The Washington Times reports that "consumer advocate" Elizabeth Warren has filed paperwork to form an exploratory committee for a possible challenge to Mass. Sen. Scott Brown in 2012. If you don't recognize her name, Warren was the architect and first czar (since Republicans opposed for appointment as director) of Obama's latest bureaucratic boondoggle, the Consumer Financial Protection Bureau. The CFPB is the latest attempt to massively expand the federal government's (and, particularly, the executive branch's) regulatory power over everything, since the agency's authority is very broadly defined and it operates largely beyond the reach of Congress.
The CFPB provides an insight into Warren's political philosophy as a czar, shall we say, of big-government liberalism. However, she - like all liberals - has attempted to masquerade as a moderate conservative (the prevalence of liberals pretending to be conservative, and dearth of examples in the opposite direction, is an interesting topic for another time). In a Weekly Standard article, "Elizabeth Warren, Closet Conservative: The Most Misunderstood Woman in Washington," Christopher Caldwell praises Warren's 2003 book, The Two-Income Trap.
Todd Zywicki, blogging for The Volokh Conspiracy, chides Caldwell for falling for Warren's ruse. Zywicki observes that Warren intentionally hides the impact of higher taxes on middle-class families by using a different calculation with regard to taxes than other expenses.

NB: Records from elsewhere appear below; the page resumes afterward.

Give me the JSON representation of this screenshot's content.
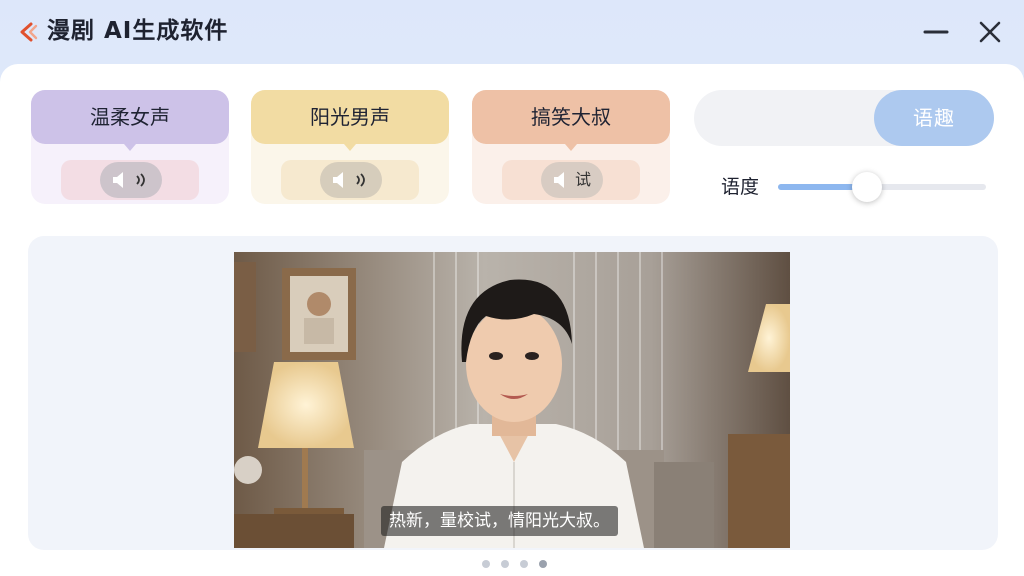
{
  "window": {
    "title": "漫剧 AI生成软件",
    "accent_color": "#e0502e"
  },
  "voices": [
    {
      "label": "温柔女声",
      "preview_icon": "speaker-wave-icon",
      "preview_label": "",
      "color": "#cdc2e8"
    },
    {
      "label": "阳光男声",
      "preview_icon": "speaker-wave-icon",
      "preview_label": "",
      "color": "#f2dca3"
    },
    {
      "label": "搞笑大叔",
      "preview_icon": "speaker-icon",
      "preview_label": "试",
      "color": "#eec1a6"
    }
  ],
  "generate": {
    "label": "语趣",
    "color": "#adc9ef"
  },
  "speed": {
    "label": "语度",
    "value": 0.43
  },
  "video": {
    "subtitle": "热新，量校试，情阳光大叔。"
  },
  "pager": {
    "count": 4,
    "active_index": 3
  }
}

What this means is that once taxes are converted to an apples-to-apples comparison-percentage change in dollars instead of percentage change in percentage-household spending on taxes actually increased 140%, not 25% [as Warren misleads].
Conservatives often note that the MSM never seems to make a mistake which disadvantages liberals or Democrats - "mistakes" are reserved for conservatives and Republicans. Is it mere coincidence that Warren's "mistake" conceals the disastrous role of taxation as the central culprit in her thesis problem?
Warren has now resumed her post as a Harvard Law professor, where here views are very likely regarded as conservative. And in Massachusetts, it may be likewise. But in the nation as a whole, she seems to be a liberal wolf in sheep's clothing. Scott Brown's senate seat is a boon for the GOP which cannot be surrendered lightly.